The task >> Restate each entry word for word, leaving nothing out.
▶
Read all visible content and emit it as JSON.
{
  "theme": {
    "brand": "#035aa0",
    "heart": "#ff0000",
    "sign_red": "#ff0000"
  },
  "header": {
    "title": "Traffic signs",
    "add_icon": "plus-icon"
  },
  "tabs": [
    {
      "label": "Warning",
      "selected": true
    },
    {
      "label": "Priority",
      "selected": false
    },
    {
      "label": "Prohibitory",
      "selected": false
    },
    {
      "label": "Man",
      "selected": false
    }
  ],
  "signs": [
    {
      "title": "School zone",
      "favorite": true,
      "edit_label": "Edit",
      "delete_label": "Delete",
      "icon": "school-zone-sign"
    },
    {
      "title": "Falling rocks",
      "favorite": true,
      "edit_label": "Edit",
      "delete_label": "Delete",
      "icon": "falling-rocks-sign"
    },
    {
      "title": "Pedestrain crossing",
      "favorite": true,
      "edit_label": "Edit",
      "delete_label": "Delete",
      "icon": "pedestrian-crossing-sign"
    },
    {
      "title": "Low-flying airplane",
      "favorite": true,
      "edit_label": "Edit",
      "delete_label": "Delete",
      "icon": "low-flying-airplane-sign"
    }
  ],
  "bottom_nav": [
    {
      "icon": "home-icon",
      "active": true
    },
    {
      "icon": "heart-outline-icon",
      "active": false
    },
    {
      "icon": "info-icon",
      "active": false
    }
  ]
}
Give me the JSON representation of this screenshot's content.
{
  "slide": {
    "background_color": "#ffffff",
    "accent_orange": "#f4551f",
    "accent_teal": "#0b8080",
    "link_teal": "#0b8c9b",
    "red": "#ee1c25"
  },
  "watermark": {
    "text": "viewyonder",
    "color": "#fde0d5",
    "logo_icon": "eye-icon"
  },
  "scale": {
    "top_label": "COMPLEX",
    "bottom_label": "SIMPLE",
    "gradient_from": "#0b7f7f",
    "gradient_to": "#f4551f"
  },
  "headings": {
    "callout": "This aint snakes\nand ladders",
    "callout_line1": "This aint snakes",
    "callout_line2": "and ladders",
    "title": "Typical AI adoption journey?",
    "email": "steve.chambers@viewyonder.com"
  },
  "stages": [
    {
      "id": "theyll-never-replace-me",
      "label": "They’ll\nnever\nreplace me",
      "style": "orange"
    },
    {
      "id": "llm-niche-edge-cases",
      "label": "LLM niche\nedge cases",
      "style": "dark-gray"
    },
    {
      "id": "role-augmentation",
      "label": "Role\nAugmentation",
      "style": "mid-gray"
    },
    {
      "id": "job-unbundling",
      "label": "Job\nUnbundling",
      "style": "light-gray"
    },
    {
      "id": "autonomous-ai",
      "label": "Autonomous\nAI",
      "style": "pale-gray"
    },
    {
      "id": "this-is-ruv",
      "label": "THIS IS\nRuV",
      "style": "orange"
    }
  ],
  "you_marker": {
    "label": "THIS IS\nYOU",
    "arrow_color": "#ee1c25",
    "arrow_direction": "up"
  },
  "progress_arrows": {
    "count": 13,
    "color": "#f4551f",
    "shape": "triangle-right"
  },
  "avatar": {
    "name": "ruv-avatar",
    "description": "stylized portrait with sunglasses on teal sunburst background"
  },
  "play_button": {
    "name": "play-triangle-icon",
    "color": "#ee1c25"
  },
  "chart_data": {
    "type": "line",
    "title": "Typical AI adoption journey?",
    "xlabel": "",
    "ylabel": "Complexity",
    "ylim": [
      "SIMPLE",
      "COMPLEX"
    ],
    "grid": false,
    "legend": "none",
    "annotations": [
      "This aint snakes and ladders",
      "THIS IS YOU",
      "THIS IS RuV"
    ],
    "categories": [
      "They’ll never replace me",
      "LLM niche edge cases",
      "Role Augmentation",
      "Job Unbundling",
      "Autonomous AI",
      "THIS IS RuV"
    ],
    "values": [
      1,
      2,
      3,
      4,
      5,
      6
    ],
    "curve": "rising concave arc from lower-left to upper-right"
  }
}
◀
Exercise output >>
Read all visible content and emit it as JSON.
{
  "theme": {
    "brand": "#035aa0",
    "heart": "#ff0000",
    "sign_red": "#ff0000"
  },
  "header": {
    "title": "Traffic signs",
    "add_icon": "plus-icon"
  },
  "tabs": [
    {
      "label": "Warning",
      "selected": true
    },
    {
      "label": "Priority",
      "selected": false
    },
    {
      "label": "Prohibitory",
      "selected": false
    },
    {
      "label": "Man",
      "selected": false
    }
  ],
  "signs": [
    {
      "title": "School zone",
      "favorite": true,
      "edit_label": "Edit",
      "delete_label": "Delete",
      "icon": "school-zone-sign"
    },
    {
      "title": "Falling rocks",
      "favorite": true,
      "edit_label": "Edit",
      "delete_label": "Delete",
      "icon": "falling-rocks-sign"
    },
    {
      "title": "Pedestrain crossing",
      "favorite": true,
      "edit_label": "Edit",
      "delete_label": "Delete",
      "icon": "pedestrian-crossing-sign"
    },
    {
      "title": "Low-flying airplane",
      "favorite": true,
      "edit_label": "Edit",
      "delete_label": "Delete",
      "icon": "low-flying-airplane-sign"
    }
  ],
  "bottom_nav": [
    {
      "icon": "home-icon",
      "active": true
    },
    {
      "icon": "heart-outline-icon",
      "active": false
    },
    {
      "icon": "info-icon",
      "active": false
    }
  ]
}
Give me the JSON representation of this screenshot's content.
{
  "slide": {
    "background_color": "#ffffff",
    "accent_orange": "#f4551f",
    "accent_teal": "#0b8080",
    "link_teal": "#0b8c9b",
    "red": "#ee1c25"
  },
  "watermark": {
    "text": "viewyonder",
    "color": "#fde0d5",
    "logo_icon": "eye-icon"
  },
  "scale": {
    "top_label": "COMPLEX",
    "bottom_label": "SIMPLE",
    "gradient_from": "#0b7f7f",
    "gradient_to": "#f4551f"
  },
  "headings": {
    "callout": "This aint snakes\nand ladders",
    "callout_line1": "This aint snakes",
    "callout_line2": "and ladders",
    "title": "Typical AI adoption journey?",
    "email": "steve.chambers@viewyonder.com"
  },
  "stages": [
    {
      "id": "theyll-never-replace-me",
      "label": "They’ll\nnever\nreplace me",
      "style": "orange"
    },
    {
      "id": "llm-niche-edge-cases",
      "label": "LLM niche\nedge cases",
      "style": "dark-gray"
    },
    {
      "id": "role-augmentation",
      "label": "Role\nAugmentation",
      "style": "mid-gray"
    },
    {
      "id": "job-unbundling",
      "label": "Job\nUnbundling",
      "style": "light-gray"
    },
    {
      "id": "autonomous-ai",
      "label": "Autonomous\nAI",
      "style": "pale-gray"
    },
    {
      "id": "this-is-ruv",
      "label": "THIS IS\nRuV",
      "style": "orange"
    }
  ],
  "you_marker": {
    "label": "THIS IS\nYOU",
    "arrow_color": "#ee1c25",
    "arrow_direction": "up"
  },
  "progress_arrows": {
    "count": 13,
    "color": "#f4551f",
    "shape": "triangle-right"
  },
  "avatar": {
    "name": "ruv-avatar",
    "description": "stylized portrait with sunglasses on teal sunburst background"
  },
  "play_button": {
    "name": "play-triangle-icon",
    "color": "#ee1c25"
  },
  "chart_data": {
    "type": "line",
    "title": "Typical AI adoption journey?",
    "xlabel": "",
    "ylabel": "Complexity",
    "ylim": [
      "SIMPLE",
      "COMPLEX"
    ],
    "grid": false,
    "legend": "none",
    "annotations": [
      "This aint snakes and ladders",
      "THIS IS YOU",
      "THIS IS RuV"
    ],
    "categories": [
      "They’ll never replace me",
      "LLM niche edge cases",
      "Role Augmentation",
      "Job Unbundling",
      "Autonomous AI",
      "THIS IS RuV"
    ],
    "values": [
      1,
      2,
      3,
      4,
      5,
      6
    ],
    "curve": "rising concave arc from lower-left to upper-right"
  }
}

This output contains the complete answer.